  • OSPF filtering using filter-list, ‘area range not-adv’ command, ‘summary-address not-adv’ command, ‘ip ospf database-filter all out’ command and ‘neighbor database-filter all out’ command can filter LSAs from OSPF database.
  • In an NSSA, “default-information originate” command cannot be used to generate a default route, since it generates Type-5 LSA, which is not permitted in an NSSA area.
  • In an NSSA, ABR with the highest router-id does the LSA 7 to 5 conversion.
  • The internal OSPF prefixes can only be summarized on ABRs whereas the external (redistributed) routes can only be summarized on ASBRs.
  • The only time that OSPF will form an adjacency between neighbors that are not on the same subnet is when the neighbors are connected through point-to-point links using “ip unnumbered” command.
  • To establish OSPF neighbor adjacency, Hello/Dead timers, MTU (otherwise use ‘ip ospf mtu-ignore’) must match, and also a unique Router-ID is required.
  • The default route in OSPF can only be advertised using “default-information originate [always]” command. we cannot redistribute a static default route (ip route…) into OSPF database.

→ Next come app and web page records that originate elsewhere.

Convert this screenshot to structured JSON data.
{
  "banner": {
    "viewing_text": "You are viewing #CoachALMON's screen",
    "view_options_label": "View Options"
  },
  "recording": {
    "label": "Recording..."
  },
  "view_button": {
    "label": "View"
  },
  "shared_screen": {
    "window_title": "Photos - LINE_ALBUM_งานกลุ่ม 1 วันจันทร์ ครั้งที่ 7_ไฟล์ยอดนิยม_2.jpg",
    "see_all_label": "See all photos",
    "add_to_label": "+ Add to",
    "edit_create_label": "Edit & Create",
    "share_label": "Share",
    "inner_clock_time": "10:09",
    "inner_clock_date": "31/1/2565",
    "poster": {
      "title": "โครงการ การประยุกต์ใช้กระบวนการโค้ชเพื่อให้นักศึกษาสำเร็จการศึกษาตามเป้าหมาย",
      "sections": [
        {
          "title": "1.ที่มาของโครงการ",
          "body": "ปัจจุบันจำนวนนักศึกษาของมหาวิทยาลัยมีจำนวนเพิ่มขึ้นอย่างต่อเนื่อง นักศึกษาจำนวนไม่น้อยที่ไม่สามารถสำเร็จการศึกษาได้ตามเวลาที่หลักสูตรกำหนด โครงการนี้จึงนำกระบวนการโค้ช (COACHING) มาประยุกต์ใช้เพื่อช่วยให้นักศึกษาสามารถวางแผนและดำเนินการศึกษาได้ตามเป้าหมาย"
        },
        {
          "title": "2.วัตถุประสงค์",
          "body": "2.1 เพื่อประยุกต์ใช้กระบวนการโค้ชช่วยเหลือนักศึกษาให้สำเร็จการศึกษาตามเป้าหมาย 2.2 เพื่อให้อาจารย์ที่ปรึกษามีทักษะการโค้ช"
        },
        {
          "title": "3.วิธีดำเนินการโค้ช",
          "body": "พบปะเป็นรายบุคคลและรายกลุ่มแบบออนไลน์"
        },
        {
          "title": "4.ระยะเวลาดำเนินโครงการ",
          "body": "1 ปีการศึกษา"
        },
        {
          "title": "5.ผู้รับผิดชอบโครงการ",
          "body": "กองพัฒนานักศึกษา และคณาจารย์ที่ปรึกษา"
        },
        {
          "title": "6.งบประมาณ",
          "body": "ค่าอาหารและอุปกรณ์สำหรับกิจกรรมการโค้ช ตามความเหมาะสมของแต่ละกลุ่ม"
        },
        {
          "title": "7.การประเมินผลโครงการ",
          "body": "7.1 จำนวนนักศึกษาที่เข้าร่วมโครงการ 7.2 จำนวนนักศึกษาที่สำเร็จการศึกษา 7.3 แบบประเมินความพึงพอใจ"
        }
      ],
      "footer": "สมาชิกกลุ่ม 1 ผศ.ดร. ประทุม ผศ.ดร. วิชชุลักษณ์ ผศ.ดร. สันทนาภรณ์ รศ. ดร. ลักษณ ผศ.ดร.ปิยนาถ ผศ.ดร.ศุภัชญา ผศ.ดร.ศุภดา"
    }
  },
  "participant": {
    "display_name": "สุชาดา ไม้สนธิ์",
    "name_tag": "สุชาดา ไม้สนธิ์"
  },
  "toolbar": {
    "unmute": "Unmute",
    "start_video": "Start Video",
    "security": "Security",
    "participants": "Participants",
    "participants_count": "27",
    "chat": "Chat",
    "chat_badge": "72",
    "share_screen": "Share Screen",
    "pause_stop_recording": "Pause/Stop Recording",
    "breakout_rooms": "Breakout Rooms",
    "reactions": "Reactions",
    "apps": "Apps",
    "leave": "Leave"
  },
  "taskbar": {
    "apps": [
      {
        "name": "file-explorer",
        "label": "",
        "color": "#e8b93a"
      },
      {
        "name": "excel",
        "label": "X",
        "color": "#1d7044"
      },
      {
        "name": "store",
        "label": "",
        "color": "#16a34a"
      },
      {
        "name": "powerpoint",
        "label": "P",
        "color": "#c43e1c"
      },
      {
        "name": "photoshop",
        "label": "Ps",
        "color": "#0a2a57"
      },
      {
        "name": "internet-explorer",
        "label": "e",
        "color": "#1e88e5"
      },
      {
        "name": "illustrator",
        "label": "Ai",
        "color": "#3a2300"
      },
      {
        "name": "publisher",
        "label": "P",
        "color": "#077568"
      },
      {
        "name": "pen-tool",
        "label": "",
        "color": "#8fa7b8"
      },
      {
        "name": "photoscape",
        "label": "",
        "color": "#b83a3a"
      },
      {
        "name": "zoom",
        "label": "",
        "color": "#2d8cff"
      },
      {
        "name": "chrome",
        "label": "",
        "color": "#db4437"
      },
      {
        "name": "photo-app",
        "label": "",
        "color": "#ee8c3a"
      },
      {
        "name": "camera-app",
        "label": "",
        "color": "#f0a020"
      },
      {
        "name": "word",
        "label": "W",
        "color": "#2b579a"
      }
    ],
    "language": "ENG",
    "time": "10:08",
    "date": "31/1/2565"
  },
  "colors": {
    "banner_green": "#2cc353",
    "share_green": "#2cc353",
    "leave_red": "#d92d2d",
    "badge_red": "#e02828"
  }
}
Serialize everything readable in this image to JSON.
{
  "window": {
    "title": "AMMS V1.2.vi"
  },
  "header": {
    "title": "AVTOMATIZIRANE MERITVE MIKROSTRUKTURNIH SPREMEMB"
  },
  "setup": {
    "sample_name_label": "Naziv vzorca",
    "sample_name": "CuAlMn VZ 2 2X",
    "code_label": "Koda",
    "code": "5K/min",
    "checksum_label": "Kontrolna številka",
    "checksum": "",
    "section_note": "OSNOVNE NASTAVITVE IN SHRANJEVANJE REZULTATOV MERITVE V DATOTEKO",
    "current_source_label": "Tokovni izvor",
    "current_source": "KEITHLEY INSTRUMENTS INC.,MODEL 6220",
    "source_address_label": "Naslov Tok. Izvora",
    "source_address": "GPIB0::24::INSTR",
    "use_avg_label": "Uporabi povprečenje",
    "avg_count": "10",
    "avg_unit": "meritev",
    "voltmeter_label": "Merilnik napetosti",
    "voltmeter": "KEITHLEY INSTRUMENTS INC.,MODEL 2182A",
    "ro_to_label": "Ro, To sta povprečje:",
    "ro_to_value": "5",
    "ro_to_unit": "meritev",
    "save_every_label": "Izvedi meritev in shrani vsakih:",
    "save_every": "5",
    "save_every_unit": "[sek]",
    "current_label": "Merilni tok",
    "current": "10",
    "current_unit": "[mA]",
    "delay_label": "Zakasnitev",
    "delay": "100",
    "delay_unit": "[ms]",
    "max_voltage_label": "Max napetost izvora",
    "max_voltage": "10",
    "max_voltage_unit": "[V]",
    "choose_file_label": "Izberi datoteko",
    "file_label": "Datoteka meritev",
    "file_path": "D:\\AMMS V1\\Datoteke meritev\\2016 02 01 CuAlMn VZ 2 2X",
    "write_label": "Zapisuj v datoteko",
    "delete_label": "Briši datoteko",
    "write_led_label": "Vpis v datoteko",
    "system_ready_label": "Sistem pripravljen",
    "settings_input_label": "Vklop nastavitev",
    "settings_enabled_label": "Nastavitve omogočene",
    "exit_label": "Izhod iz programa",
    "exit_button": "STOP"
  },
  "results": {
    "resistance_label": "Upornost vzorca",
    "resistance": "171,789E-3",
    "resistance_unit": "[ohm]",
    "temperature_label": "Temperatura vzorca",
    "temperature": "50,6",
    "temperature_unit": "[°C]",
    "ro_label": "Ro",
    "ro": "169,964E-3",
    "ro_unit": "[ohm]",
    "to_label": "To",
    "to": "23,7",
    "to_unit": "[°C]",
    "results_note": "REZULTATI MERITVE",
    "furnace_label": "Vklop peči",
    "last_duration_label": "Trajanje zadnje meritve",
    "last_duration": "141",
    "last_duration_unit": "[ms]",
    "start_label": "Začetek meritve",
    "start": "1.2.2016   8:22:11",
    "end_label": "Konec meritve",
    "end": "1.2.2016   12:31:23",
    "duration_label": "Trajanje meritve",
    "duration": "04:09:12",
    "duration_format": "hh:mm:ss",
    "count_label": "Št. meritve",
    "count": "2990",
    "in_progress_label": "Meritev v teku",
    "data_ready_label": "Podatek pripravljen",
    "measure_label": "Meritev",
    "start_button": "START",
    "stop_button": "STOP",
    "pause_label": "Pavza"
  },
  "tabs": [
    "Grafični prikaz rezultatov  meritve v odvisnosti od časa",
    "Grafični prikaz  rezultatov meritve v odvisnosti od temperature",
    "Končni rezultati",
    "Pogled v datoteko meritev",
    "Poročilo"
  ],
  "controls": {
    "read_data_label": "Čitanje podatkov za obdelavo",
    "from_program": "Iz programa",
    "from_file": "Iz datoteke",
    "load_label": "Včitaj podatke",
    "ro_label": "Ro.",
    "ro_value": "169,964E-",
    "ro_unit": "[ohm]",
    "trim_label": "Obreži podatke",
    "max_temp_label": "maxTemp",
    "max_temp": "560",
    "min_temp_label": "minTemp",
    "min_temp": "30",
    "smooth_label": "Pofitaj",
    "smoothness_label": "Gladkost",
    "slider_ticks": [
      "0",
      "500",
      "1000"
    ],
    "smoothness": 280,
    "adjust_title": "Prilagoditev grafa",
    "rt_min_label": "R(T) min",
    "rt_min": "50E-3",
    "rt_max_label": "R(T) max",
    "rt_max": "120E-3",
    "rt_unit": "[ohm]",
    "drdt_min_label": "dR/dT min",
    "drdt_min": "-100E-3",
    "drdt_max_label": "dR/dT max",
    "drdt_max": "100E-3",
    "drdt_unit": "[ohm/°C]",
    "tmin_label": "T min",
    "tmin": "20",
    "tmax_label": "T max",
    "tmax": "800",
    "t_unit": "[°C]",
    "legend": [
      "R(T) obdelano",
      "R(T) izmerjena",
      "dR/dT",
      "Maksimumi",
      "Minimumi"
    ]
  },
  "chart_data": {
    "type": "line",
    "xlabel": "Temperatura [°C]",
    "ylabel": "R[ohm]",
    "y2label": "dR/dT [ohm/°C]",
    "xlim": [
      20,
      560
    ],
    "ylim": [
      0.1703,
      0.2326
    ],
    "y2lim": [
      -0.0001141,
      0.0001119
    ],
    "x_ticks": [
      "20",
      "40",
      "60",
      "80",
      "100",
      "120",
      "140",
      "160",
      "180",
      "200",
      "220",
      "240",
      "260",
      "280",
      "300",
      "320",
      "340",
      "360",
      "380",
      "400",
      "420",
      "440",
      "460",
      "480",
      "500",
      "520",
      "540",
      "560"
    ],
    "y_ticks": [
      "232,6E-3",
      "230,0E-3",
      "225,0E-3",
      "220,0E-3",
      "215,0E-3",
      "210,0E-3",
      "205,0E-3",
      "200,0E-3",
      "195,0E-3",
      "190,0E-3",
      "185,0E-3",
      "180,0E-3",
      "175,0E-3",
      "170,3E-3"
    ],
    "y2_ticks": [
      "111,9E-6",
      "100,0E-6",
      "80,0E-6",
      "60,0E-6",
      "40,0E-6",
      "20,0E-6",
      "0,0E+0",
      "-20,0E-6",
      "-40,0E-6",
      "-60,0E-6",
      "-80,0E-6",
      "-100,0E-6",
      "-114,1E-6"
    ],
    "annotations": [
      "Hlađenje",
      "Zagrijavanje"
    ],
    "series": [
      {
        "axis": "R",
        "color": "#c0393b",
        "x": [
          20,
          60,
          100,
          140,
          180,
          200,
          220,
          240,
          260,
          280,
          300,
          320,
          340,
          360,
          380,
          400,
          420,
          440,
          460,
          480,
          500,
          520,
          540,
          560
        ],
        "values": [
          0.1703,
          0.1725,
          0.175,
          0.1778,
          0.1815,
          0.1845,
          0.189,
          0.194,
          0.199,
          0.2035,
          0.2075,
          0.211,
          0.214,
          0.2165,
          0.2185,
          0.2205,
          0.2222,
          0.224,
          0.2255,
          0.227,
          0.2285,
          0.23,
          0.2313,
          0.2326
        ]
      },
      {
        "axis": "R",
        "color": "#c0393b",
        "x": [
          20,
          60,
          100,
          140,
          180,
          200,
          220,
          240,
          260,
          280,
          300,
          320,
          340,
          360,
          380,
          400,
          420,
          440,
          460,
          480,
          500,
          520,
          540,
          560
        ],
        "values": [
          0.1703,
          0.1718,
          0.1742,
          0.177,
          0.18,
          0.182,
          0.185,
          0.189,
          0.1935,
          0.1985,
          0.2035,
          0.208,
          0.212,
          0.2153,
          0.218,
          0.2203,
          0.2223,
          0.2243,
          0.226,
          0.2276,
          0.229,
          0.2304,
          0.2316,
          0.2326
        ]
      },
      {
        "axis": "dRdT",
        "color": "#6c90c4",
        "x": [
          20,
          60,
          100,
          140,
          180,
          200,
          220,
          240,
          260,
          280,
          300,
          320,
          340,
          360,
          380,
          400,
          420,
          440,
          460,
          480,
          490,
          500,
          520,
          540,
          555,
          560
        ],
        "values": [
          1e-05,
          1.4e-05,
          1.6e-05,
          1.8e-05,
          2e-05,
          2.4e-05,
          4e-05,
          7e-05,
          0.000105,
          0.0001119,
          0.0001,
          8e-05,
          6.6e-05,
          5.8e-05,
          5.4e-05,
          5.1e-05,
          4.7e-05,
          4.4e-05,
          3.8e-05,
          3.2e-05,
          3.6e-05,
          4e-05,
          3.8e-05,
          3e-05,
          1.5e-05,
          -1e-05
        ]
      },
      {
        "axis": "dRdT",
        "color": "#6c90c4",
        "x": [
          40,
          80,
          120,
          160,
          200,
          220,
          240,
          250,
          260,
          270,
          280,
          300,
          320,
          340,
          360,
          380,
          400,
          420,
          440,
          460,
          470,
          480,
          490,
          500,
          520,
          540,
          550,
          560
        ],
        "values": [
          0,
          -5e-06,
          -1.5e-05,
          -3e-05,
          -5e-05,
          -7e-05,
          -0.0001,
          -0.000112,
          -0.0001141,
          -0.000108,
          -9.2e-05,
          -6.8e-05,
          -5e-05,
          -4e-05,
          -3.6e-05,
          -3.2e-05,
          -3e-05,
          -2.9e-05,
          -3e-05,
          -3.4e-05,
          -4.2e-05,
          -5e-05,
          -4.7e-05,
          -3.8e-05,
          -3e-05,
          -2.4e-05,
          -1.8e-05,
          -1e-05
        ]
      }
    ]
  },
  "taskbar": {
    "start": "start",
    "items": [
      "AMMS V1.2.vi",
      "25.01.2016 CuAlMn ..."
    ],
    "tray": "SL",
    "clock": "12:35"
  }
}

The same is true for ISIS also.
  • Default-information originate command makes a router an ASBR, therefore, it should be put only on a specific enterprise router that is connected to the WAN else it could lead to routing issues.
  • OSPF's Link state property only works within a specific area. As the area changes, the Link state property disappears and changes to Distance Vector as ABR becomes the advertising-router of the LSA.
  • OSPF cost formula can be changed using "auto-cost reference-bandwidth bandwidth [ Gbps | Mbps ]" router configuration command.
  • OSPF link cost (metric) can be changed using "ip ospf cost cost-value" interface configuration command.
  • If a router is set with priority zero, it doesn't participate in DR/BDR election. This is used when configuring OSPF (Non Broadcast Multi Access) in Hub/Spoke setup and zero priority is generally set on Spokes to deny them to be DR/BDR.
  • Options field is contained in OSPF packet types Hello, DBD and LSA Header.
  • Hello and Holddown timers for NBMA, Point to Multipoint Broadcast and Point to Multipoint Non-Broadcast OSPF networks are 30 and 120 Seconds respectively.
  • In order to establish OSPF neighbor adjacency, hello/dead timers, MTU (use "ip ospf mtu-ignore" otherwise) must match. Unique router-id is also required. 
  • Various Types of OSPF Routes are as below:
          O*  -   OSPF Default Route
          O    -   OSPF Intra Area Route
          OIA -  OSPF Inter Area Route
          O*IA - OSPF Intra Area Default Route
          OE1 -   OSPF External Type 1 Route
          O*E1 - OSPF External Type 1 Default Route
          OE2 -   OSPF External Type 2 Route
          O*E2  - OSPF External Type 2 Default Route
          ON1   - OSPF NSSA Type 1 Route
          O*N1 - OSPF NSSA Type 1 Default Route
          ON2  -  OSPF NSSA Type 2 Default Route
          O*N2 - OSPF NSSA Type 2 Default Route